The company, which was founded by the famous Chinese gymnast Li Ning and is listed on the Hong Kong stock exchange, said on its website on Friday that it will streamline the organizational structure of various departments, including those for human resources, information technology and strategic development. That will help it increase its operational efficiency, lower its human resources costs and channel resources into its core business.

The company plans to reduce its human resources costs as a percentage of its sales by 0.5 percent this year, said Demi Luo, who is in charge of Li Ning's public relations. The company's human resources costs as a percentage of its sales were 8.7 percent in the first half of 2011, he said.

The organizational restructuring is part of the company's ongoing strategic reforms and follows an announcement the company made in October.

China Business News reported on Monday that 4,215 employees worked for Li Ning in 2010, and the total cost of salaries and benefits exceeded 710 million yuan ($110 million). Each employee on average could earn 168,500 yuan a year, which is two-thirds more than was earned by their peers at Anta Sports Products Ltd, another Chinese sportswear company.

"The adjustment will be beneficial to the group's long-term development," Zhang Zhiyong, CEO of Li Ning, said.

As competition in the Chinese sporting-goods industry intensifies, and the industry's costs continue to rise, the company will be faced with difficulties, Li Ning, who is also chairman of the brand, said last August. That month, it reported that its net profit for the first half of the year had fallen by 49.5 percent to 293.7 million yuan, according to the company's interim report.

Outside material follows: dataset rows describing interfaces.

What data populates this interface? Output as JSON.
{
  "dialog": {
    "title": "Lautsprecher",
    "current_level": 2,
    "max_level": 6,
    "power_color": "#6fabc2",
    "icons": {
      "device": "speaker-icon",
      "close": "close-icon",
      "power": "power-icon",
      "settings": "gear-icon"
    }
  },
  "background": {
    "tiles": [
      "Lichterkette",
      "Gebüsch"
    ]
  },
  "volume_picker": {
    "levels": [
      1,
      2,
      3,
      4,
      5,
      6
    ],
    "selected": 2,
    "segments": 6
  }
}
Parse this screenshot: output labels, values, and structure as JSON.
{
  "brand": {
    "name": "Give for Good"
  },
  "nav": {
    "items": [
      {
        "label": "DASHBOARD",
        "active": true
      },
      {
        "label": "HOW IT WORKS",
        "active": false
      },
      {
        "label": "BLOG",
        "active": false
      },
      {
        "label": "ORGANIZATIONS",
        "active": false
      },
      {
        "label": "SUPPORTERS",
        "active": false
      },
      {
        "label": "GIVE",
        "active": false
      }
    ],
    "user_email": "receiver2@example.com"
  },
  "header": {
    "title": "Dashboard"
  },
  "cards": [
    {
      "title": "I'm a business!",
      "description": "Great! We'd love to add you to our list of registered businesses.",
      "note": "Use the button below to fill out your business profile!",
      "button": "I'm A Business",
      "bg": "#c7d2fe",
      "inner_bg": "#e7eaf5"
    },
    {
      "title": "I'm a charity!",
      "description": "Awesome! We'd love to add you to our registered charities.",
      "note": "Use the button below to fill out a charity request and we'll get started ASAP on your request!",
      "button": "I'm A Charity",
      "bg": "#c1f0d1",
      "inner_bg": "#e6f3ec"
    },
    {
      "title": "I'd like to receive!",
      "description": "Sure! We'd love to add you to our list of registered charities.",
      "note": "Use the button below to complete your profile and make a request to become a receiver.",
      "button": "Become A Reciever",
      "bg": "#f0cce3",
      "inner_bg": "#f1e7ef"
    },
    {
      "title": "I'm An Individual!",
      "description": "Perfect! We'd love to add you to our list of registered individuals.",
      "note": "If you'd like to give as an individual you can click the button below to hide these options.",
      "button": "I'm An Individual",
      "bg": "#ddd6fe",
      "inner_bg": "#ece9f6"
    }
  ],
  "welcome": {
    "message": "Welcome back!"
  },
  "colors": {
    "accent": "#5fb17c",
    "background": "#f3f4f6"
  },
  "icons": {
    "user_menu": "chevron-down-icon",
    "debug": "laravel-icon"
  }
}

According to the company's "Estimated Results for 2011 and Outlook for 2012" issued in January, the group's revenue had declined by about 6 to 7 percent below what it was in 2010 because of flat growth in orders and the repurchase of a portion of inventory from distributors.

"Because the cost of resources, rent and labor all rose last year, the clothing industry was greatly affected," said Zhu Qinghua, an analyst with the CIC Industry Research Center. "Worse still, most sports brand made a wrong evaluation of the market, which caused high growth in reserves."